Human beings are pack animals, and it’s a lot easier to swim with the current than against it. Beverage alcohol is not immune to this phenomenon, despite the data demonstrating that the most successful concepts are those that push boundaries. But being innovative takes a lot of guts, and it’s often the path of least resistance for bars and restaurants to offer up a menu that’s in line with current trends. If not, they may risk leaving money on the table, or worse, closing entirely.
But a serious downside of groupthink is its monotony, which is most evident when it comes to wine lists. A decade ago, groupthink may have influenced what styles of wine are present on a list: Everyone had a Pinot Grigio and a Sauvignon Blanc. However, in recent years, it seems to have narrowed down to the bottles themselves, with every restaurant carrying the same 20 or so. Perhaps this is because distributors are really good at their jobs, or maybe it’s because those are just the bottles beverage directors are convinced will sell, so there’s no point in sourcing any others.

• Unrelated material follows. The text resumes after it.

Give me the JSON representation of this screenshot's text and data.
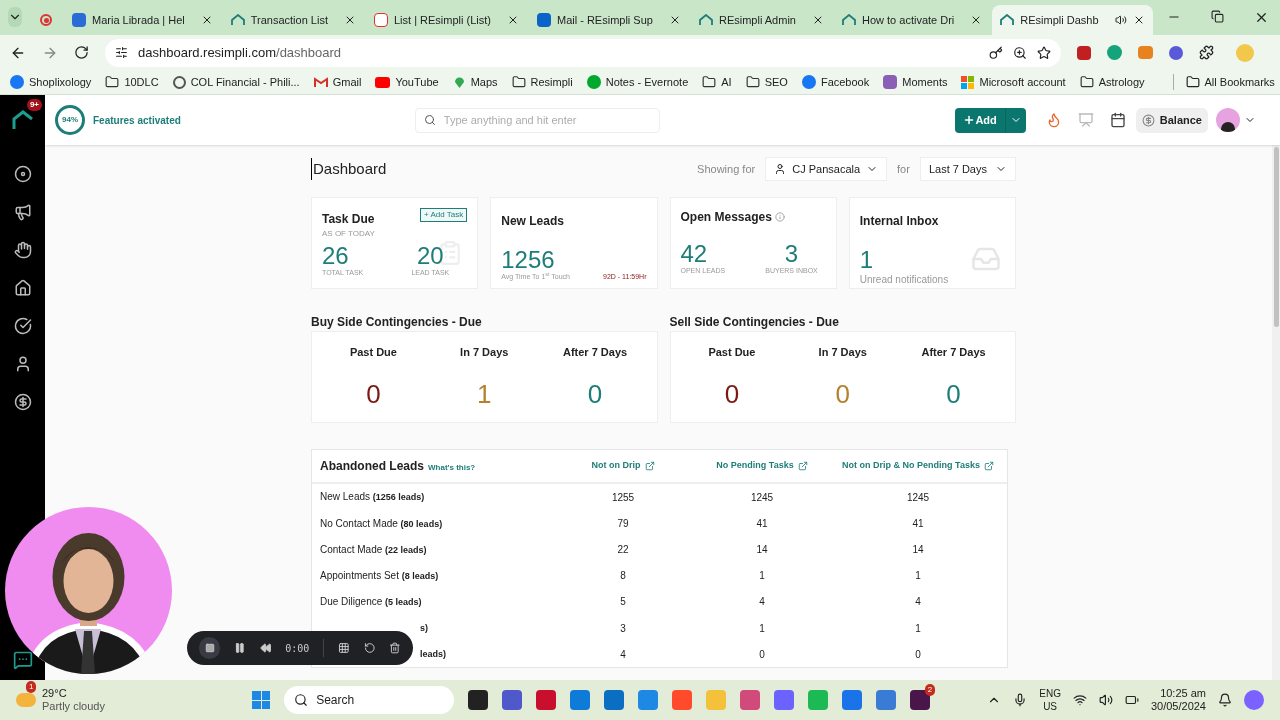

And if these beverage directors did take the immense amount of time it takes to find these unique bottles, there’s no guarantee that people will even buy them. After all, it’s incredibly difficult to sell someone on a wine from Greece they’ve never heard of when they came in expecting to sip Burgundy.
On this episode of the “VinePair Podcast,” Adam, Joanna, and Zach discuss the ways in which groupthink can negatively impact the drinks industry, from nearly identical wine programs and back bars to companies and brands being afraid to take risks. Plus, a brief discussion of Zach’s latest piece on generational succession in American wineries. Tune in for more.
Zach is reading: The Flaw That Prematurely Killed Some of the World’s Finest White Wines
Joanna is reading: Brut Busts and Brett Who? The Next Big IPA Sub-Styles That Never Were
Adam is reading: Do Empirical Spirits Serve Any Purpose Beyond Fueling Viral Headlines?